Democratic presidential hopeful Bernie Sanders has stated clearly that he is in the party’s primary race for the long haul.
Addressing a group of supporters in California, Sanders said his campaign has achieved far more than anybody expected adding he will not heed to calls by political pundits to quit the race.
“I should tell you that there are lots of people out there, politicians and pundits who say Bernie Sanders should drop out. The people of California should not have the right to determine who the next president should be. Let me be as clear as I can be, I agree with you, we are in till the last ballot is cast,” Sanders said.
Let me be as clear as I can be, I agree with you, we are in till the last ballot is cast.
The 79-year-old Senator from Vermont had little name recognition when he started his campaign over a year ago.
But having stayed in the Democratic primary this long, Sanders is confident he will win the race.
“You know, when we began this campaign a little over a year ago, we were 60 points behind Secretary Clinton in the polls. We had no political organisation, no money, very little name recognition. The media and the pundits determined that we were a ‘fringe’ candidacy. And nobody thought that this campaign was going anywhere… Well, a lot has changed in the last year,” Sanders said.
Clinton narrowly defeated Sanders in Kentucky, a state where she was not expected to win while Sanders beat her in Oregon, a state that played to his strengths.
Oregon, together we are taking on virtually all of the Democratic establishment. Thank you for the strong victory! pic.twitter.com/nH7fI6QXU7— Bernie Sanders (@BernieSanders) May 18, 2016
The two candidates will likely split the 55 delegates up for grabs in Kentucky, which Sanders hailed as a victory when he took to the stage during a campaign speech in Carson, California moments after the results came in.
Sanders is also expected to take only a handful more of the 61 delegates that were awarded in Oregon.

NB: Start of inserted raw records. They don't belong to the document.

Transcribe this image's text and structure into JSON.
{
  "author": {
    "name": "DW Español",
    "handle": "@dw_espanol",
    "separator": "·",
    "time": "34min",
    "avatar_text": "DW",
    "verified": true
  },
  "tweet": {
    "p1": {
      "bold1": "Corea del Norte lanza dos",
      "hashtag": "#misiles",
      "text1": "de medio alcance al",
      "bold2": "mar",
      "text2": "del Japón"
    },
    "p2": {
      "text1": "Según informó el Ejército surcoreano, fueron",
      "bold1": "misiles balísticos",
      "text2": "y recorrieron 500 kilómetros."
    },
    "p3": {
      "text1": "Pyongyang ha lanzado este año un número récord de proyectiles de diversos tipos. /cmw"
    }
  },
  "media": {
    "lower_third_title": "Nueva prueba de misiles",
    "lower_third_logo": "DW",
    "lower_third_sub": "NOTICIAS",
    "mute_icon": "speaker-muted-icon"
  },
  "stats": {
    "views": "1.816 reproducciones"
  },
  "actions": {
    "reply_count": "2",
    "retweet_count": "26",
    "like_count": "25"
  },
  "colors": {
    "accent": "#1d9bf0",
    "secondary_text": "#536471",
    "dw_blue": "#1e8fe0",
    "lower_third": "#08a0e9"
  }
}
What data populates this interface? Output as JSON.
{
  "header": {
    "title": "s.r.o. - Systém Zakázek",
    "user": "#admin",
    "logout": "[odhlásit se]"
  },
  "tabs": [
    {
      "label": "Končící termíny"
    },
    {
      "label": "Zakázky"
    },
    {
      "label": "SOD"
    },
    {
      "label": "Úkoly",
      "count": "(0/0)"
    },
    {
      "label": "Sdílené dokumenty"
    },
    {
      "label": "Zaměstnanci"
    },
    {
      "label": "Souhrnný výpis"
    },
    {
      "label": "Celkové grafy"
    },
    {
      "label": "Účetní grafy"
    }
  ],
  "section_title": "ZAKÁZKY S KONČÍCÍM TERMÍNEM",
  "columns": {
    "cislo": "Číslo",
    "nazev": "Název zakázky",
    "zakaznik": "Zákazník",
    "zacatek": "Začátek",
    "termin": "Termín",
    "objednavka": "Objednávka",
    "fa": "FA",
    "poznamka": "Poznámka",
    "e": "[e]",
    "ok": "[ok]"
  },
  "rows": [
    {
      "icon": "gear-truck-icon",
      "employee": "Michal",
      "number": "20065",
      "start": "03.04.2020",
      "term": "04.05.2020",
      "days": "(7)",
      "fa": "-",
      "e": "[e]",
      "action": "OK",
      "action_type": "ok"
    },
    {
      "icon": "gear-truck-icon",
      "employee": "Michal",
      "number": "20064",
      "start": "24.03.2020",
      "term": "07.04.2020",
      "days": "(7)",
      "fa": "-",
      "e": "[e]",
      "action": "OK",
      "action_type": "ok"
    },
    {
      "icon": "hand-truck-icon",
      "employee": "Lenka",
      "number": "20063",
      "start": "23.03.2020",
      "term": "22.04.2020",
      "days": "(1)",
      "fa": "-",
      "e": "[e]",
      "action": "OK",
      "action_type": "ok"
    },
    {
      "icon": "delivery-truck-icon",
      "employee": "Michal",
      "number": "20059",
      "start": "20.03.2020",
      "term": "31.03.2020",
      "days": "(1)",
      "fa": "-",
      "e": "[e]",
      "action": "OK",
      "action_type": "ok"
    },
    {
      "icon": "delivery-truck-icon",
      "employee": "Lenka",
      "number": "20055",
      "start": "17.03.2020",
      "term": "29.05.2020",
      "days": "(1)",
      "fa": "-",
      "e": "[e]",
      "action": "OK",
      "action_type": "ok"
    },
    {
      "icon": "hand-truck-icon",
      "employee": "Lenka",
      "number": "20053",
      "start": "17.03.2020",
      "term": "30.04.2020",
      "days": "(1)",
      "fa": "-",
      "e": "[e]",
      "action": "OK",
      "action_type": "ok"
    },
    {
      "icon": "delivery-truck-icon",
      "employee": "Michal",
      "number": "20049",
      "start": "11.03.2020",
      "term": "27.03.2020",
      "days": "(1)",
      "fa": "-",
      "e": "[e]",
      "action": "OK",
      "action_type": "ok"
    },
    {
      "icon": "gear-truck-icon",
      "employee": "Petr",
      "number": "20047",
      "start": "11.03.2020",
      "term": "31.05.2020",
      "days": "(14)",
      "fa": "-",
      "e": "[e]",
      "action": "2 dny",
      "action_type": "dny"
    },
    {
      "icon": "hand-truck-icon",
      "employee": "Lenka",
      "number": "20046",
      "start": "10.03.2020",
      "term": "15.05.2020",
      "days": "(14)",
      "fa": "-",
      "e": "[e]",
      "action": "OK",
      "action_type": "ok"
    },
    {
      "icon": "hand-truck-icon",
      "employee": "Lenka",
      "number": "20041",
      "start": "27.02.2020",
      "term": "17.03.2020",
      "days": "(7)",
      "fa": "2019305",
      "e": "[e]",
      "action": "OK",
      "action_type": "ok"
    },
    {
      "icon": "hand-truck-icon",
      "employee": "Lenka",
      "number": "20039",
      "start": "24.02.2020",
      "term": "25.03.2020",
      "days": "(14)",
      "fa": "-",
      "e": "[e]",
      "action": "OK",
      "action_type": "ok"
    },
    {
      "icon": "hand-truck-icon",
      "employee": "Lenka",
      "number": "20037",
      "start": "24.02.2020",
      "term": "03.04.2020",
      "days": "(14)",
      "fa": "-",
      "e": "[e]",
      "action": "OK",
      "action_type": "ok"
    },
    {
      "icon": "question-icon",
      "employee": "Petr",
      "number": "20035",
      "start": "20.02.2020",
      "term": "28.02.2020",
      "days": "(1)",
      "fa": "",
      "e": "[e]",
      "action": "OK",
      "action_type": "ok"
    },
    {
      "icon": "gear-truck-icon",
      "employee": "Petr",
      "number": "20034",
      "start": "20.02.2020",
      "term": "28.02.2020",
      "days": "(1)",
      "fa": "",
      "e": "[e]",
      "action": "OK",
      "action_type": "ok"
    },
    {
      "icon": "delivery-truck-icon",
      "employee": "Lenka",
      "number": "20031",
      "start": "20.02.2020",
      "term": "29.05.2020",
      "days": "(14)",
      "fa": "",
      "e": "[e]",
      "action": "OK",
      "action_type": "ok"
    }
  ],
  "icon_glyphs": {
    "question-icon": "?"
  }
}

Clinton’s sizeable lead in delegates means she will most likely emerge her party’s nominee.
But as the final set of major contests approach, Clinton remains more than 100 delegates short of sealing the deal to become the Democratic party nominee for the November 8 election.